Are Dogs Self-aware?
Are dogs self-aware?
Self-awareness is a trait that humans share with a handful of other creatures, including dolphins and orcas, some species of ants, magpies and great apes.
But what about our beloved canines?
Does the mirror-test provide the answer? The short answer is no.
While the internet loves to share videos of seemingly hapless pups challenging their own reflections time after time, these are not evidence of failure on the dog’s part.
A mirror-test seeks to establish whether a person or animal can distinguish itself from others, taking for granted that there is only one way of seeing the world. However, the assumptions of the test are culturally and experientially biased and limited.
In the case of dogs, the mirror-test gets an upgrade by taking into account how dogs see the world – through smell.
Ethologist, Roberto Gatti used a “sniff test of self-recognition” to judge canine self-awareness based on their reaction to various samples of urine from themselves and other dogs.

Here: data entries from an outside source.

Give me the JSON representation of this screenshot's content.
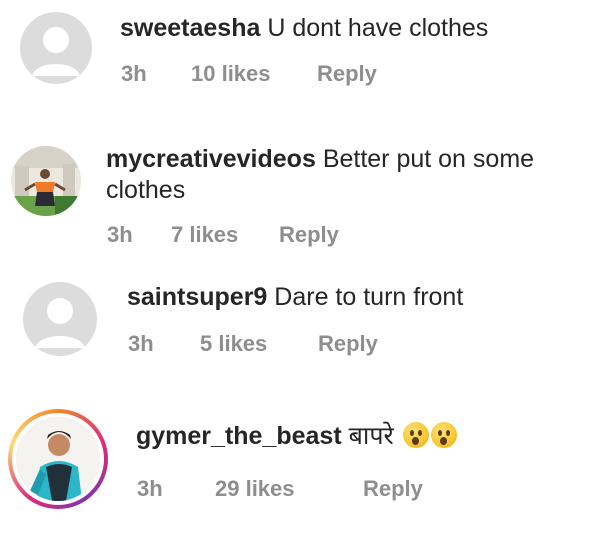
{
  "comments": [
    {
      "username": "sweetaesha",
      "text": "U dont have clothes",
      "time": "3h",
      "likes": "10 likes",
      "reply": "Reply",
      "avatar_icon": "default-avatar-icon"
    },
    {
      "username": "mycreativevideos",
      "text": "Better put on some clothes",
      "time": "3h",
      "likes": "7 likes",
      "reply": "Reply",
      "avatar_icon": "profile-photo"
    },
    {
      "username": "saintsuper9",
      "text": "Dare to turn front",
      "time": "3h",
      "likes": "5 likes",
      "reply": "Reply",
      "avatar_icon": "default-avatar-icon"
    },
    {
      "username": "gymer_the_beast",
      "text": "बापरे",
      "emoji": "hushed-face-emoji",
      "time": "3h",
      "likes": "29 likes",
      "reply": "Reply",
      "avatar_icon": "profile-photo-story-ring"
    }
  ],
  "colors": {
    "username": "#262626",
    "meta": "#8e8e8e",
    "default_avatar": "#dcdcdc"
  }
}
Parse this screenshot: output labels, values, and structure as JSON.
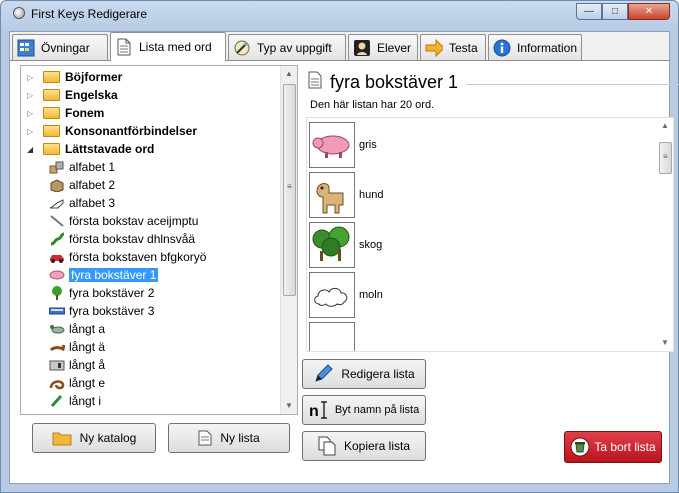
{
  "window": {
    "title": "First Keys Redigerare",
    "min_label": "—",
    "max_label": "□",
    "close_label": "✕"
  },
  "tabs": [
    {
      "label": "Övningar",
      "icon": "grid-icon"
    },
    {
      "label": "Lista med ord",
      "icon": "document-icon"
    },
    {
      "label": "Typ av uppgift",
      "icon": "tools-icon"
    },
    {
      "label": "Elever",
      "icon": "student-icon"
    },
    {
      "label": "Testa",
      "icon": "arrow-right-icon"
    },
    {
      "label": "Information",
      "icon": "info-icon"
    }
  ],
  "active_tab": "Lista med ord",
  "tree": {
    "folders": [
      {
        "label": "Böjformer",
        "expanded": false
      },
      {
        "label": "Engelska",
        "expanded": false
      },
      {
        "label": "Fonem",
        "expanded": false
      },
      {
        "label": "Konsonantförbindelser",
        "expanded": false
      },
      {
        "label": "Lättstavade ord",
        "expanded": true
      }
    ],
    "items": [
      {
        "label": "alfabet 1",
        "icon": "blocks-icon"
      },
      {
        "label": "alfabet 2",
        "icon": "box-icon"
      },
      {
        "label": "alfabet 3",
        "icon": "hand-icon"
      },
      {
        "label": "första bokstav aceijmptu",
        "icon": "pencil-icon"
      },
      {
        "label": "första bokstav dhlnsvåä",
        "icon": "snake-icon"
      },
      {
        "label": "första bokstaven bfgkoryö",
        "icon": "car-icon"
      },
      {
        "label": "fyra bokstäver 1",
        "icon": "pig-icon",
        "selected": true
      },
      {
        "label": "fyra bokstäver 2",
        "icon": "tree-icon"
      },
      {
        "label": "fyra bokstäver 3",
        "icon": "bus-icon"
      },
      {
        "label": "långt a",
        "icon": "goat-icon"
      },
      {
        "label": "långt ä",
        "icon": "deer-icon"
      },
      {
        "label": "långt å",
        "icon": "boat-icon"
      },
      {
        "label": "långt e",
        "icon": "rope-icon"
      },
      {
        "label": "långt i",
        "icon": "leaf-icon"
      }
    ]
  },
  "left_buttons": {
    "new_folder": "Ny katalog",
    "new_list": "Ny lista"
  },
  "list_panel": {
    "title": "fyra bokstäver 1",
    "count_text": "Den här listan har 20 ord.",
    "words": [
      {
        "word": "gris",
        "icon": "pig-icon"
      },
      {
        "word": "hund",
        "icon": "dog-icon"
      },
      {
        "word": "skog",
        "icon": "forest-icon"
      },
      {
        "word": "moln",
        "icon": "cloud-icon"
      }
    ],
    "buttons": {
      "edit": "Redigera lista",
      "rename": "Byt namn på lista",
      "copy": "Kopiera lista",
      "delete": "Ta bort lista"
    }
  },
  "colors": {
    "selection": "#3399ff",
    "delete_button": "#d22630",
    "folder": "#f2b739"
  }
}
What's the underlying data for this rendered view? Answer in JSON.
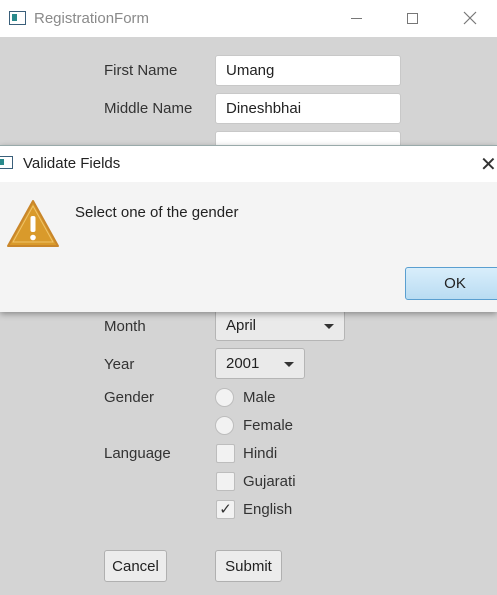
{
  "window": {
    "title": "RegistrationForm",
    "minimize_icon": "minimize-icon",
    "maximize_icon": "maximize-icon",
    "close_icon": "close-icon"
  },
  "form": {
    "first_name": {
      "label": "First Name",
      "value": "Umang"
    },
    "middle_name": {
      "label": "Middle Name",
      "value": "Dineshbhai"
    },
    "month": {
      "label": "Month",
      "value": "April"
    },
    "year": {
      "label": "Year",
      "value": "2001"
    },
    "gender": {
      "label": "Gender",
      "options": [
        "Male",
        "Female"
      ],
      "selected": null
    },
    "language": {
      "label": "Language",
      "options": [
        {
          "label": "Hindi",
          "checked": false
        },
        {
          "label": "Gujarati",
          "checked": false
        },
        {
          "label": "English",
          "checked": true
        }
      ]
    },
    "cancel_label": "Cancel",
    "submit_label": "Submit"
  },
  "dialog": {
    "title": "Validate Fields",
    "message": "Select one of the gender",
    "ok_label": "OK",
    "icon": "warning-icon",
    "close_glyph": "✕",
    "check_glyph": "✓"
  },
  "colors": {
    "background": "#d4d4d4",
    "accent": "#5a9fd0",
    "warning": "#d99a2b"
  }
}
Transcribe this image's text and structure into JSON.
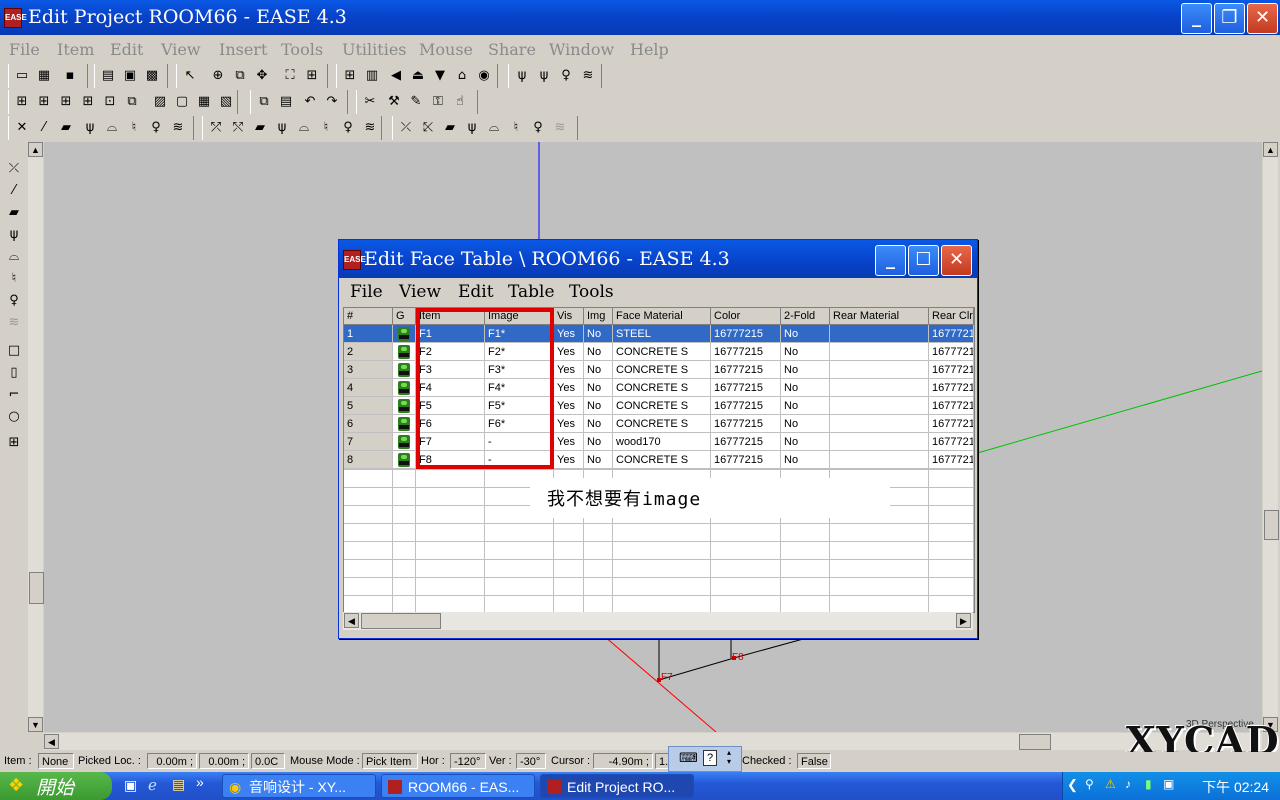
{
  "window": {
    "title": "Edit Project ROOM66 - EASE 4.3",
    "icon": "ease-app-icon"
  },
  "menu": [
    "File",
    "Item",
    "Edit",
    "View",
    "Insert",
    "Tools",
    "Utilities",
    "Mouse",
    "Share",
    "Window",
    "Help"
  ],
  "dialog": {
    "title": "Edit Face Table \\ ROOM66 - EASE 4.3",
    "menu": [
      "File",
      "View",
      "Edit",
      "Table",
      "Tools"
    ],
    "columns": [
      "#",
      "G",
      "Item",
      "Image",
      "Vis",
      "Img",
      "Face Material",
      "Color",
      "2-Fold",
      "Rear Material",
      "Rear Clr"
    ],
    "rows": [
      {
        "n": "1",
        "item": "F1",
        "image": "F1*",
        "vis": "Yes",
        "img": "No",
        "mat": "STEEL",
        "color": "16777215",
        "fold": "No",
        "rmat": "",
        "rclr": "1677721"
      },
      {
        "n": "2",
        "item": "F2",
        "image": "F2*",
        "vis": "Yes",
        "img": "No",
        "mat": "CONCRETE S",
        "color": "16777215",
        "fold": "No",
        "rmat": "",
        "rclr": "1677721"
      },
      {
        "n": "3",
        "item": "F3",
        "image": "F3*",
        "vis": "Yes",
        "img": "No",
        "mat": "CONCRETE S",
        "color": "16777215",
        "fold": "No",
        "rmat": "",
        "rclr": "1677721"
      },
      {
        "n": "4",
        "item": "F4",
        "image": "F4*",
        "vis": "Yes",
        "img": "No",
        "mat": "CONCRETE S",
        "color": "16777215",
        "fold": "No",
        "rmat": "",
        "rclr": "1677721"
      },
      {
        "n": "5",
        "item": "F5",
        "image": "F5*",
        "vis": "Yes",
        "img": "No",
        "mat": "CONCRETE S",
        "color": "16777215",
        "fold": "No",
        "rmat": "",
        "rclr": "1677721"
      },
      {
        "n": "6",
        "item": "F6",
        "image": "F6*",
        "vis": "Yes",
        "img": "No",
        "mat": "CONCRETE S",
        "color": "16777215",
        "fold": "No",
        "rmat": "",
        "rclr": "1677721"
      },
      {
        "n": "7",
        "item": "F7",
        "image": "-",
        "vis": "Yes",
        "img": "No",
        "mat": "wood170",
        "color": "16777215",
        "fold": "No",
        "rmat": "",
        "rclr": "1677721"
      },
      {
        "n": "8",
        "item": "F8",
        "image": "-",
        "vis": "Yes",
        "img": "No",
        "mat": "CONCRETE S",
        "color": "16777215",
        "fold": "No",
        "rmat": "",
        "rclr": "1677721"
      }
    ],
    "annotation": "我不想要有image"
  },
  "canvas": {
    "labels": [
      "F7",
      "F8"
    ],
    "view_label": "3D Perspective"
  },
  "status": {
    "item_label": "Item :",
    "item_value": "None",
    "picked_label": "Picked Loc. :",
    "picked_x": "0.00m ;",
    "picked_y": "0.00m ;",
    "picked_z": "0.0C",
    "mode_label": "Mouse Mode :",
    "mode_value": "Pick Item",
    "hor_label": "Hor :",
    "hor_value": "-120°",
    "ver_label": "Ver :",
    "ver_value": "-30°",
    "cursor_label": "Cursor :",
    "cursor_value": "-4.90m ;",
    "cursor_extra": "1.",
    "checked_label": "Checked :",
    "checked_value": "False"
  },
  "taskbar": {
    "start": "開始",
    "tasks": [
      "音响设计 - XY...",
      "ROOM66 - EAS...",
      "Edit Project RO..."
    ],
    "clock": "下午 02:24"
  },
  "watermark": "XYCAD",
  "colors": {
    "title_blue": "#0842c8",
    "highlight_red": "#e00000",
    "selection": "#3169c6"
  }
}
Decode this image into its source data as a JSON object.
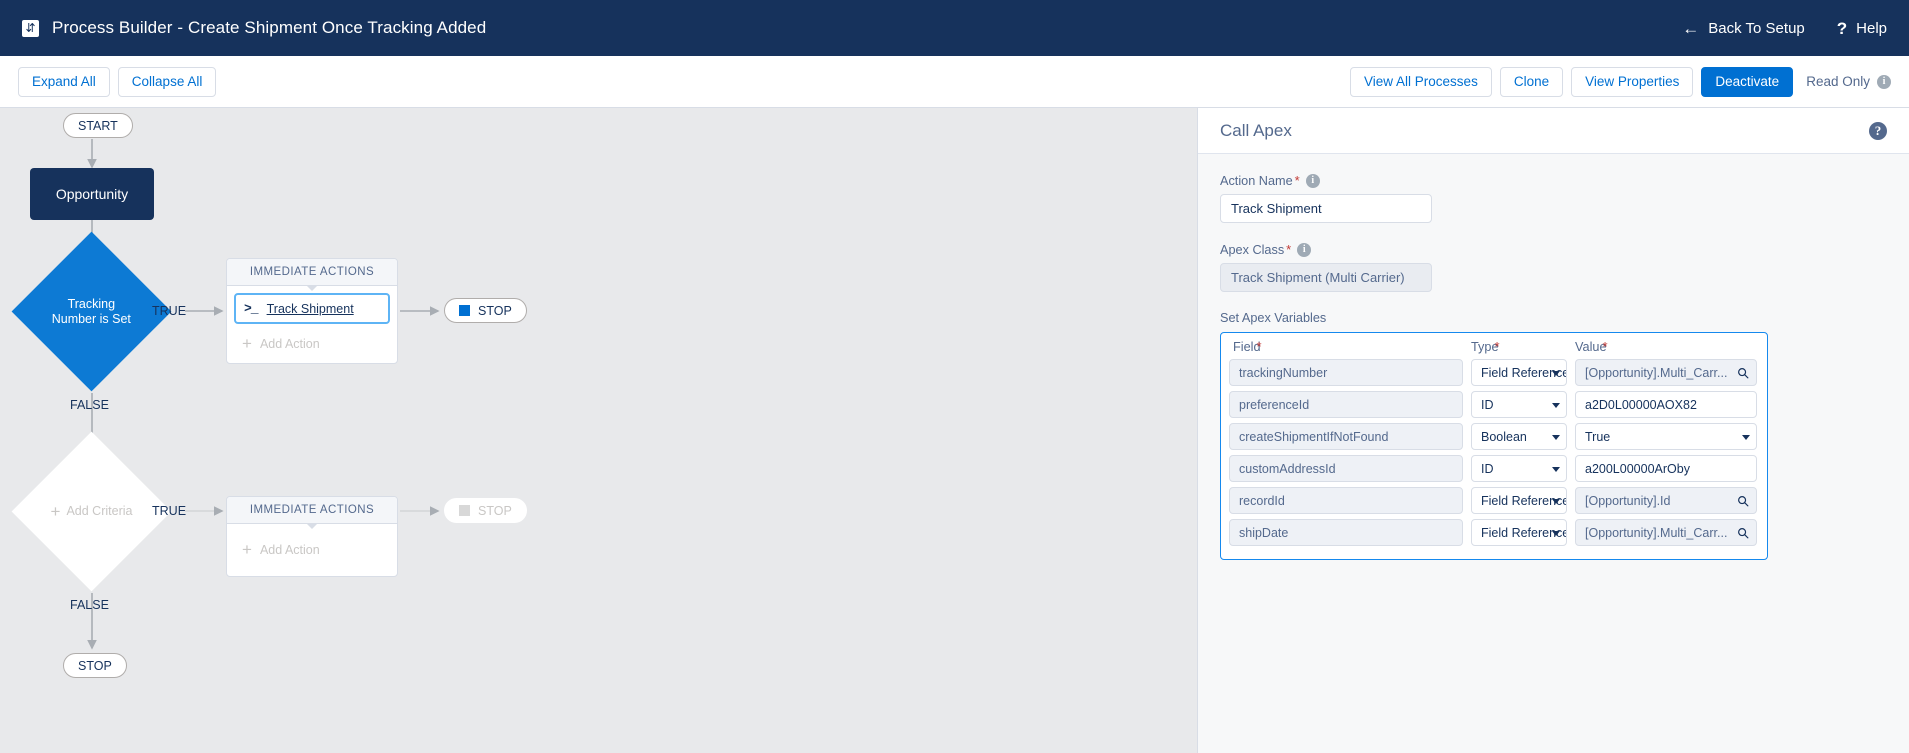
{
  "topbar": {
    "app_icon": "process-builder-icon",
    "title": "Process Builder - Create Shipment Once Tracking Added",
    "back_label": "Back To Setup",
    "help_label": "Help",
    "bg_color": "#16325c"
  },
  "toolbar": {
    "expand_all": "Expand All",
    "collapse_all": "Collapse All",
    "view_all_processes": "View All Processes",
    "clone": "Clone",
    "view_properties": "View Properties",
    "deactivate": "Deactivate",
    "read_only": "Read Only",
    "primary_color": "#0070d2"
  },
  "canvas": {
    "start_label": "START",
    "object_node": "Opportunity",
    "criteria_1": "Tracking\nNumber is Set",
    "criteria_1_line1": "Tracking",
    "criteria_1_line2": "Number is Set",
    "criteria_2": "Add Criteria",
    "true_label_1": "TRUE",
    "false_label_1": "FALSE",
    "true_label_2": "TRUE",
    "false_label_2": "FALSE",
    "immediate_actions_1": "IMMEDIATE ACTIONS",
    "immediate_actions_2": "IMMEDIATE ACTIONS",
    "action_1": "Track Shipment",
    "action_1_icon": "apex-code-icon",
    "add_action_1": "Add Action",
    "add_action_2": "Add Action",
    "stop_1": "STOP",
    "stop_2": "STOP",
    "stop_3": "STOP",
    "accent_blue": "#0d7ad4",
    "node_navy": "#16325c"
  },
  "panel": {
    "title": "Call Apex",
    "help_icon": "help-icon",
    "action_name_label": "Action Name",
    "action_name_value": "Track Shipment",
    "apex_class_label": "Apex Class",
    "apex_class_value": "Track Shipment (Multi Carrier)",
    "set_apex_variables_label": "Set Apex Variables",
    "columns": [
      "Field",
      "Type",
      "Value"
    ],
    "rows": [
      {
        "field": "trackingNumber",
        "type": "Field Reference",
        "value": "[Opportunity].Multi_Carr...",
        "value_icon": "search-icon",
        "field_readonly": true,
        "value_readonly": true,
        "type_select": true
      },
      {
        "field": "preferenceId",
        "type": "ID",
        "value": "a2D0L00000AOX82",
        "value_icon": "",
        "field_readonly": true,
        "value_readonly": false,
        "type_select": true
      },
      {
        "field": "createShipmentIfNotFound",
        "type": "Boolean",
        "value": "True",
        "value_icon": "caret-down-icon",
        "field_readonly": true,
        "value_readonly": false,
        "type_select": true
      },
      {
        "field": "customAddressId",
        "type": "ID",
        "value": "a200L00000ArOby",
        "value_icon": "",
        "field_readonly": true,
        "value_readonly": false,
        "type_select": true
      },
      {
        "field": "recordId",
        "type": "Field Reference",
        "value": "[Opportunity].Id",
        "value_icon": "search-icon",
        "field_readonly": true,
        "value_readonly": true,
        "type_select": true
      },
      {
        "field": "shipDate",
        "type": "Field Reference",
        "value": "[Opportunity].Multi_Carr...",
        "value_icon": "search-icon",
        "field_readonly": true,
        "value_readonly": true,
        "type_select": true
      }
    ],
    "border_accent": "#1589ee"
  }
}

The finding was that dogs were able to tell the difference between their own sample and samples from other dogs, continuing to do so over time, even when the dogs moved in and out of season. IN this way, they showed self-awareness. Furthermore, their self-awareness improved with age as it does in humans.